── Data supplied
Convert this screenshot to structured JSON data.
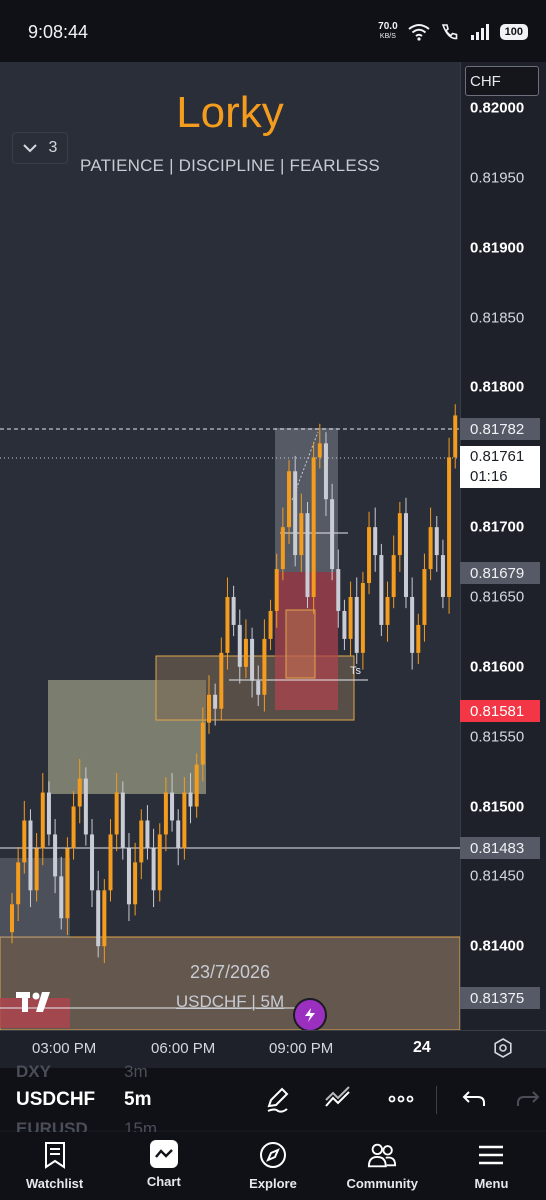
{
  "status_bar": {
    "time": "9:08:44",
    "net_speed": "70.0",
    "net_unit": "KB/S",
    "battery": "100"
  },
  "chart": {
    "indicator_count": "3",
    "watermark_title": "Lorky",
    "watermark_subtitle": "PATIENCE  |  DISCIPLINE  |  FEARLESS",
    "currency": "CHF",
    "date_stamp": "23/7/2026",
    "symbol_stamp": "USDCHF | 5M",
    "ts_label": "Ts"
  },
  "price_axis": {
    "labels": [
      {
        "text": "0.82000",
        "bold": true
      },
      {
        "text": "0.81950",
        "bold": false
      },
      {
        "text": "0.81900",
        "bold": true
      },
      {
        "text": "0.81850",
        "bold": false
      },
      {
        "text": "0.81800",
        "bold": true
      },
      {
        "text": "0.81700",
        "bold": true
      },
      {
        "text": "0.81650",
        "bold": false
      },
      {
        "text": "0.81600",
        "bold": true
      },
      {
        "text": "0.81550",
        "bold": false
      },
      {
        "text": "0.81500",
        "bold": true
      },
      {
        "text": "0.81450",
        "bold": false
      },
      {
        "text": "0.81400",
        "bold": true
      }
    ],
    "tags": {
      "t1": "0.81782",
      "t2": "0.81679",
      "t3": "0.81581",
      "t4": "0.81483",
      "t5": "0.81375"
    },
    "current_price": "0.81761",
    "countdown": "01:16"
  },
  "time_axis": {
    "t1": "03:00 PM",
    "t2": "06:00 PM",
    "t3": "09:00 PM",
    "day": "24"
  },
  "chart_data": {
    "type": "candlestick",
    "symbol": "USDCHF",
    "interval": "5m",
    "ylim": [
      0.8134,
      0.82033
    ],
    "current": 0.81761,
    "close": [
      0.8143,
      0.8146,
      0.8149,
      0.8144,
      0.8147,
      0.8151,
      0.8148,
      0.8145,
      0.8142,
      0.8147,
      0.815,
      0.8152,
      0.8148,
      0.8144,
      0.814,
      0.8144,
      0.8148,
      0.8151,
      0.8147,
      0.8143,
      0.8146,
      0.8149,
      0.8147,
      0.8144,
      0.8148,
      0.8151,
      0.8149,
      0.8147,
      0.8151,
      0.815,
      0.8153,
      0.8156,
      0.8158,
      0.8157,
      0.8161,
      0.8165,
      0.8163,
      0.816,
      0.8162,
      0.8159,
      0.8158,
      0.8162,
      0.8164,
      0.8167,
      0.817,
      0.8174,
      0.8168,
      0.8171,
      0.8165,
      0.8175,
      0.8176,
      0.8172,
      0.8167,
      0.8164,
      0.8162,
      0.8165,
      0.8161,
      0.8166,
      0.817,
      0.8168,
      0.8163,
      0.8165,
      0.8168,
      0.8171,
      0.8165,
      0.8161,
      0.8163,
      0.8167,
      0.817,
      0.8168,
      0.8165,
      0.8175,
      0.8178
    ]
  },
  "toolbar": {
    "ghost_symbol_top": "DXY",
    "ghost_interval_top": "3m",
    "symbol": "USDCHF",
    "interval": "5m",
    "ghost_symbol_bottom": "EURUSD",
    "ghost_interval_bottom": "15m"
  },
  "nav": {
    "watchlist": "Watchlist",
    "chart": "Chart",
    "explore": "Explore",
    "community": "Community",
    "menu": "Menu"
  }
}
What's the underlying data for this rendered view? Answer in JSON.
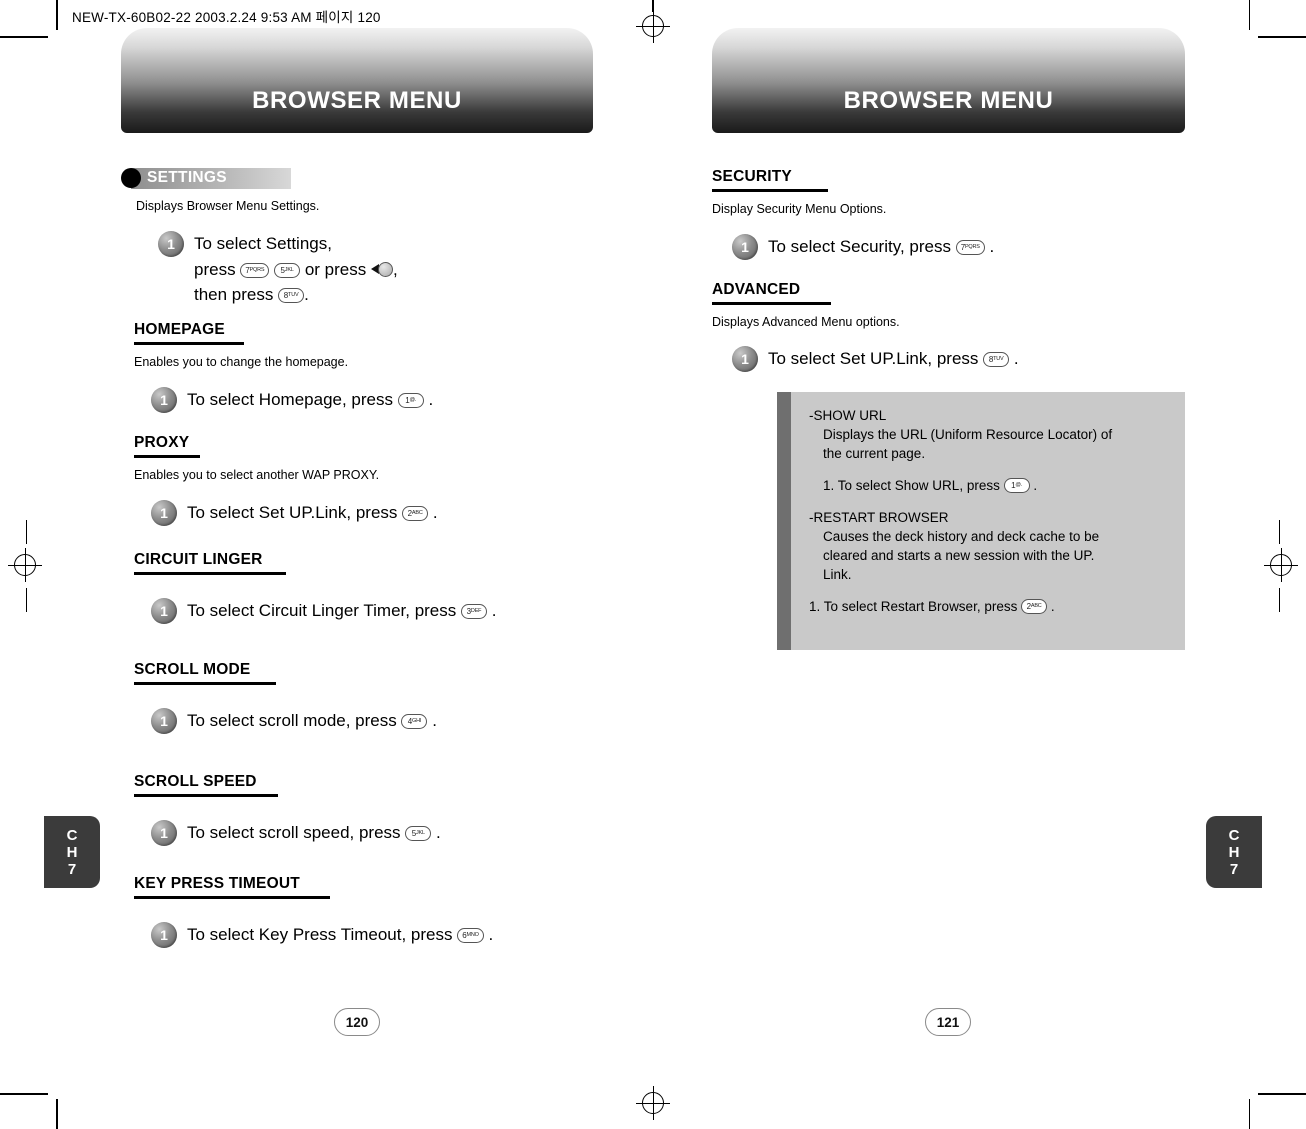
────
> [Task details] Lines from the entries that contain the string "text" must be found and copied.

> [Solved problem]
        "text": "0.82000",
        "text": "0.81950",
        "text": "0.81900",
        "text": "0.81850",
        "text": "0.81800",
        "text": "0.81700",
        "text": "0.81650",
        "text": "0.81600",
        "text": "0.81550",
        "text": "0.81500",
        "text": "0.81450",
        "text": "0.81400",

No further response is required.